What is the reason that the promise of creating a new India free from all forms of enslavement remains unfulfilled? The reason is that the New cannot be created without destroying the Old. The new India for which our revolutionary martyrs fought can only be created through a revolutionary overthrow of the old exploitative capitalist system and the State built to defend that system. India is crying out for a revolution that will overthrow capitalism, sweep away all remnants of feudalism and colonialism, and break free from the imperialist system. The revolution must establish workers’ and peasants’ rule. The existing State, which is the dictatorship of the bourgeoisie, must be replaced by an entirely new State of the dictatorship of the proletariat, a voluntary Indian Union as envisioned by our revolutionary martyrs.
The new State of the dictatorship of the proletariat would ensure freedom from exploitation for those who toil, freedom from insecurity for those who till the land, freedom from caste and gender based discrimination, national oppression and all forms of persecution. It would ensure that national wealth benefits the toiling masses of people. It would do so by eliminating the economic basis of an exploiting minority to live off the fruits of other people’s labour. It will convert the means of large-scale production and exchange from being the private property of a few into the social property of the entire people. It will make a clean break with the imperialist system and organise the construction of a self-reliant socialist economy.
To uphold the path of Shaheed Bhagat Singh and other revolutionary martyrs means to reject the false claim that a new India can be created without a revolution. Nothing new can be created by preserving and reforming the thoroughly rotten and exploitative capitalist system and the State inherited from the British colonial rulers.

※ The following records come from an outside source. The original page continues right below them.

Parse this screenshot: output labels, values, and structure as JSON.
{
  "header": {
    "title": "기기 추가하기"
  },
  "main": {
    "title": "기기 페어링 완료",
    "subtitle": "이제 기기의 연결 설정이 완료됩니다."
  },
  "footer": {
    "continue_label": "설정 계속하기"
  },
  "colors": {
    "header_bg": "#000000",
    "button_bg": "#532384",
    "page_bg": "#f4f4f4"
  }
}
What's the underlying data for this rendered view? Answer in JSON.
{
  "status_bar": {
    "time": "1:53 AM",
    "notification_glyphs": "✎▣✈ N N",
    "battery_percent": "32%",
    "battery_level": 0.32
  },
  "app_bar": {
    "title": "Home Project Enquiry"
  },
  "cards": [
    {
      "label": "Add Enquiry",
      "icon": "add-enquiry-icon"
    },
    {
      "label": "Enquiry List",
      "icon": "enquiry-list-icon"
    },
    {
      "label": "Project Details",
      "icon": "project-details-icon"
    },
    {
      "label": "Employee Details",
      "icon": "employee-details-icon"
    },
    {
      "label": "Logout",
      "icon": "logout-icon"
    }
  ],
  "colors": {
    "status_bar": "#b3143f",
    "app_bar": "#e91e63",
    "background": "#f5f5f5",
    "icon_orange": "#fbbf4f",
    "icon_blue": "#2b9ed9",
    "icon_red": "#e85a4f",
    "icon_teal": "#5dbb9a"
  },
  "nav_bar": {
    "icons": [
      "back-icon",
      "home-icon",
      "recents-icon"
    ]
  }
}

To respond to the call of our martyrs means to work for the victory of a thorough-going revolution on Indian soil.